● WHAT THE EXERCISE ASKS:
What lines in the following entries hold the word "margin"? Copy each one.

● RECORDS TO PROCESS:
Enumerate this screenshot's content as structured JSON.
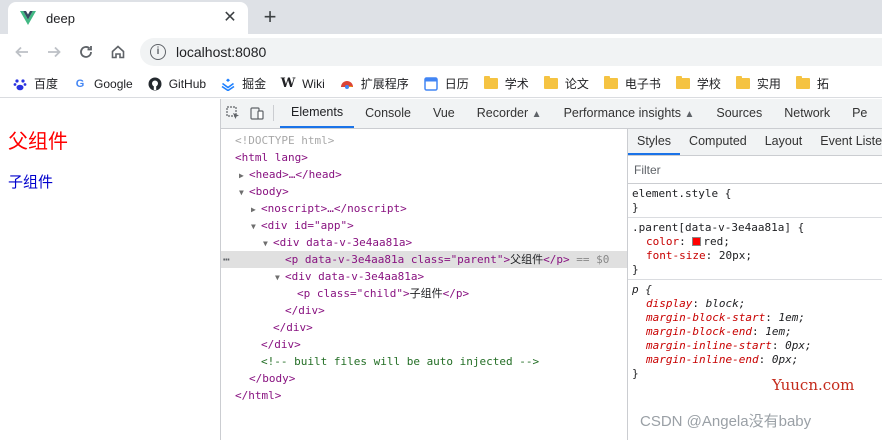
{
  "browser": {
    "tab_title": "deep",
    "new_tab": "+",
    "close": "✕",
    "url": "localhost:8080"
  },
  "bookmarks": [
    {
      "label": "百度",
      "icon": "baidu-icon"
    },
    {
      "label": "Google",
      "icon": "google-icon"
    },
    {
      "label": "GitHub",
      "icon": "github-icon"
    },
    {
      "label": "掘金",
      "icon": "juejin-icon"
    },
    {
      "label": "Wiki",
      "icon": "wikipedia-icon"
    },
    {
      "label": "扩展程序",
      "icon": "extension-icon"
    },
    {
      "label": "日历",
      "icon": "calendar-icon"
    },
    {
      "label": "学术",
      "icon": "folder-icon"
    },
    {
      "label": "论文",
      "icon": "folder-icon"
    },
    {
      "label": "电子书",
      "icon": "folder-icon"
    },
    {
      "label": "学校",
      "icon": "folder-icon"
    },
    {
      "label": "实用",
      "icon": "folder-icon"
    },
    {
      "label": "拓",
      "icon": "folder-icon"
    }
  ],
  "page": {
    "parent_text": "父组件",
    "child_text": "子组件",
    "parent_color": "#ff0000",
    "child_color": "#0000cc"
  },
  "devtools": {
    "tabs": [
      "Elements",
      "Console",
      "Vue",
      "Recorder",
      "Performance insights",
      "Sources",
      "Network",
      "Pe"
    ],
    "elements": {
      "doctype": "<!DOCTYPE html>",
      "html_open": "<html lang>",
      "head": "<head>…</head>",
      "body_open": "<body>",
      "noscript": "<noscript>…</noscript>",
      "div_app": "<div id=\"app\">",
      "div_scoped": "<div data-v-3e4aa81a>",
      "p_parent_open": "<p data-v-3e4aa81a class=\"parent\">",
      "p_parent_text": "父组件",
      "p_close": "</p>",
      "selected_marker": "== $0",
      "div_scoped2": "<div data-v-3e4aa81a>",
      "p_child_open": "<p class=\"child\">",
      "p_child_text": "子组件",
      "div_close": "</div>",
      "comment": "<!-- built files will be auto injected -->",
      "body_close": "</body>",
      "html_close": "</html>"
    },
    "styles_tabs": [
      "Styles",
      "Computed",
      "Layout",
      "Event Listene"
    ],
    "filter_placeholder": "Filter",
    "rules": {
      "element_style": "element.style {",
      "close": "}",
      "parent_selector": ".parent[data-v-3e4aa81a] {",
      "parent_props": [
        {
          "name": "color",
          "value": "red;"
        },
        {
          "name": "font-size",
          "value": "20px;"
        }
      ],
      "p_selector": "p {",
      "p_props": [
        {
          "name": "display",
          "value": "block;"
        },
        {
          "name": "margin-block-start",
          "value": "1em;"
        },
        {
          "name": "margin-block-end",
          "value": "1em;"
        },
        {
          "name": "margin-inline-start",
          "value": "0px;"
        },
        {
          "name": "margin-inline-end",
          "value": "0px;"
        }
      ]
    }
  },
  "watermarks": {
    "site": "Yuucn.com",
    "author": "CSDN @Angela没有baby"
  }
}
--
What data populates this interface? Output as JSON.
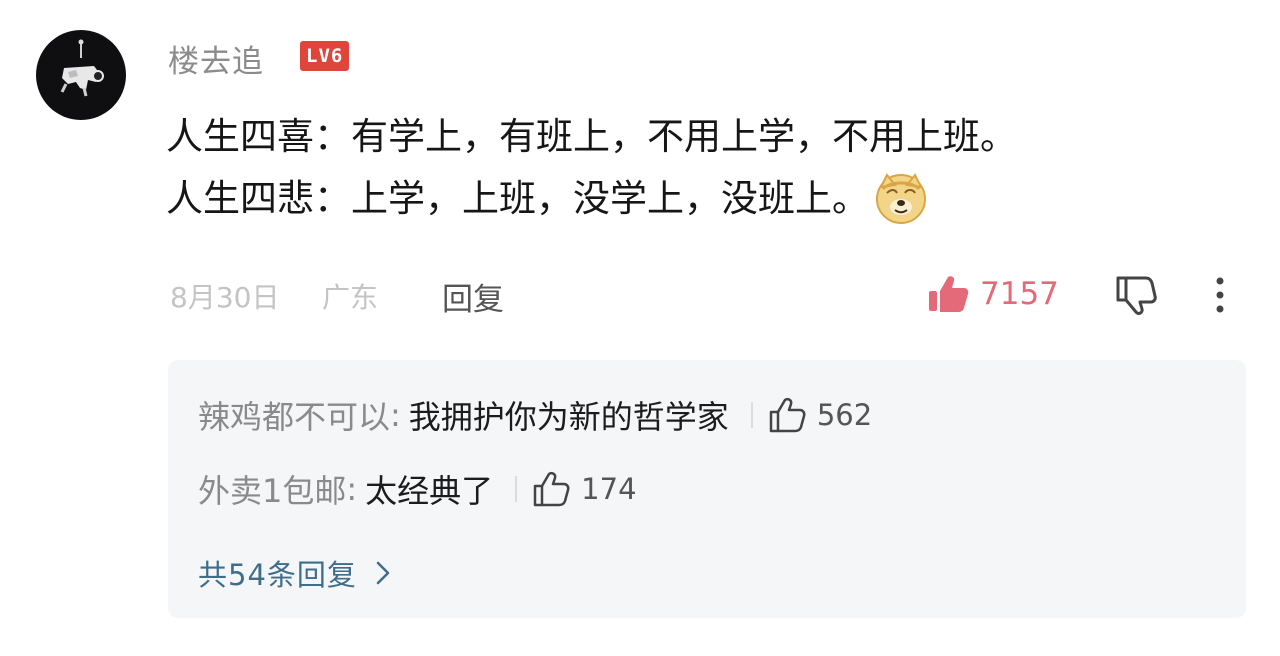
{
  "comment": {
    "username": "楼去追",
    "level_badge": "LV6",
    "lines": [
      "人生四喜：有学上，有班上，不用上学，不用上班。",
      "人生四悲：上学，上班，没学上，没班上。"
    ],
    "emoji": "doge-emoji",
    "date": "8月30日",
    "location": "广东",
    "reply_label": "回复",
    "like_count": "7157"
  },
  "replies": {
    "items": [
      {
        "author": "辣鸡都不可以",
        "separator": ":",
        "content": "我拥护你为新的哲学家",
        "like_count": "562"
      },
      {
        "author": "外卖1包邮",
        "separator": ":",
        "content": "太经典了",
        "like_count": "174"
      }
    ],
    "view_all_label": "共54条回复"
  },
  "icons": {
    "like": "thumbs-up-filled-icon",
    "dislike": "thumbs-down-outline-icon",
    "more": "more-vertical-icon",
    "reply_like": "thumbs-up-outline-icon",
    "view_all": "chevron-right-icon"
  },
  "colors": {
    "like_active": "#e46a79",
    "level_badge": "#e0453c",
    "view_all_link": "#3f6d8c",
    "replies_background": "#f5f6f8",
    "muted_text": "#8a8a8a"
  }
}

● ANSWER SPACE:
          "name": "margin-block-start",
          "name": "margin-block-end",
          "name": "margin-inline-start",
          "name": "margin-inline-end",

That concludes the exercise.